To do: Each record is to be printed again precisely as it reads.

━━━━━━━━━━━━━━━━

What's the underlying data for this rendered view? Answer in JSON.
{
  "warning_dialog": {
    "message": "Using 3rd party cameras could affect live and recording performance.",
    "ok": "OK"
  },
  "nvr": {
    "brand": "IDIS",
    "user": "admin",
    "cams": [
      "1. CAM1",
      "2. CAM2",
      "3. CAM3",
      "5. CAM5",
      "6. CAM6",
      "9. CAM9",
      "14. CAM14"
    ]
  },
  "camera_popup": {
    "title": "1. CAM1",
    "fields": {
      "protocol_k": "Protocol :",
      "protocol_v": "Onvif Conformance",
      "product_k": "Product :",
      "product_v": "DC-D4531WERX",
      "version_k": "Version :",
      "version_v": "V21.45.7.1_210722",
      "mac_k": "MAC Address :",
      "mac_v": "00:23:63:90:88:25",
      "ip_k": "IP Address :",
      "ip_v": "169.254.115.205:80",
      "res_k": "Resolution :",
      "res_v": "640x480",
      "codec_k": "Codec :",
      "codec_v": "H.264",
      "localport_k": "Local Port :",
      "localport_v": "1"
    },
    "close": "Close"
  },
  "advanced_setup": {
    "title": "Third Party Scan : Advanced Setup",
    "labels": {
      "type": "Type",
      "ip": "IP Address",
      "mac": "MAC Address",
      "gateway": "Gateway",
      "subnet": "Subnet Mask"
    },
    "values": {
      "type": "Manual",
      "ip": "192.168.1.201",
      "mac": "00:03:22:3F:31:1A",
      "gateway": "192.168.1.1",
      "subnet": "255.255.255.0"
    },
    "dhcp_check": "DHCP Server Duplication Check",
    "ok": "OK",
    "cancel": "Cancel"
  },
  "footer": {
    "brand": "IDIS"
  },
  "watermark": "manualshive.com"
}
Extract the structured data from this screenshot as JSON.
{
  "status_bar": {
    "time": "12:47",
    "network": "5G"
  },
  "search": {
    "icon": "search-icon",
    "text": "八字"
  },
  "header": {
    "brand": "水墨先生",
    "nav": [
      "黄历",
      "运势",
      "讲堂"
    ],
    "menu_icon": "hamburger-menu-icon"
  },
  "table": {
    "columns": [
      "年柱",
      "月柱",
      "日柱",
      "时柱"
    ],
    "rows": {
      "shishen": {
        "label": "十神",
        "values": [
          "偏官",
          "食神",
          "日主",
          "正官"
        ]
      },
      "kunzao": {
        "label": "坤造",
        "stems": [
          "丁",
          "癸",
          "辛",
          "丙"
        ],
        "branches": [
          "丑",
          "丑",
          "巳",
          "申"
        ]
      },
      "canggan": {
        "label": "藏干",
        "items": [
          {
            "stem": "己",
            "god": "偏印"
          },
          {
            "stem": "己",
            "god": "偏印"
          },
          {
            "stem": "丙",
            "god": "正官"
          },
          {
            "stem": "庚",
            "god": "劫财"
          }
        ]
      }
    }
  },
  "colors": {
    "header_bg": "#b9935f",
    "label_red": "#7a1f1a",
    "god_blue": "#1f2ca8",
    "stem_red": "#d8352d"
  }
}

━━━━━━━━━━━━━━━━

Problem solution:
What's the underlying data for this rendered view? Answer in JSON.
{
  "warning_dialog": {
    "message": "Using 3rd party cameras could affect live and recording performance.",
    "ok": "OK"
  },
  "nvr": {
    "brand": "IDIS",
    "user": "admin",
    "cams": [
      "1. CAM1",
      "2. CAM2",
      "3. CAM3",
      "5. CAM5",
      "6. CAM6",
      "9. CAM9",
      "14. CAM14"
    ]
  },
  "camera_popup": {
    "title": "1. CAM1",
    "fields": {
      "protocol_k": "Protocol :",
      "protocol_v": "Onvif Conformance",
      "product_k": "Product :",
      "product_v": "DC-D4531WERX",
      "version_k": "Version :",
      "version_v": "V21.45.7.1_210722",
      "mac_k": "MAC Address :",
      "mac_v": "00:23:63:90:88:25",
      "ip_k": "IP Address :",
      "ip_v": "169.254.115.205:80",
      "res_k": "Resolution :",
      "res_v": "640x480",
      "codec_k": "Codec :",
      "codec_v": "H.264",
      "localport_k": "Local Port :",
      "localport_v": "1"
    },
    "close": "Close"
  },
  "advanced_setup": {
    "title": "Third Party Scan : Advanced Setup",
    "labels": {
      "type": "Type",
      "ip": "IP Address",
      "mac": "MAC Address",
      "gateway": "Gateway",
      "subnet": "Subnet Mask"
    },
    "values": {
      "type": "Manual",
      "ip": "192.168.1.201",
      "mac": "00:03:22:3F:31:1A",
      "gateway": "192.168.1.1",
      "subnet": "255.255.255.0"
    },
    "dhcp_check": "DHCP Server Duplication Check",
    "ok": "OK",
    "cancel": "Cancel"
  },
  "footer": {
    "brand": "IDIS"
  },
  "watermark": "manualshive.com"
}
Extract the structured data from this screenshot as JSON.
{
  "status_bar": {
    "time": "12:47",
    "network": "5G"
  },
  "search": {
    "icon": "search-icon",
    "text": "八字"
  },
  "header": {
    "brand": "水墨先生",
    "nav": [
      "黄历",
      "运势",
      "讲堂"
    ],
    "menu_icon": "hamburger-menu-icon"
  },
  "table": {
    "columns": [
      "年柱",
      "月柱",
      "日柱",
      "时柱"
    ],
    "rows": {
      "shishen": {
        "label": "十神",
        "values": [
          "偏官",
          "食神",
          "日主",
          "正官"
        ]
      },
      "kunzao": {
        "label": "坤造",
        "stems": [
          "丁",
          "癸",
          "辛",
          "丙"
        ],
        "branches": [
          "丑",
          "丑",
          "巳",
          "申"
        ]
      },
      "canggan": {
        "label": "藏干",
        "items": [
          {
            "stem": "己",
            "god": "偏印"
          },
          {
            "stem": "己",
            "god": "偏印"
          },
          {
            "stem": "丙",
            "god": "正官"
          },
          {
            "stem": "庚",
            "god": "劫财"
          }
        ]
      }
    }
  },
  "colors": {
    "header_bg": "#b9935f",
    "label_red": "#7a1f1a",
    "god_blue": "#1f2ca8",
    "stem_red": "#d8352d"
  }
}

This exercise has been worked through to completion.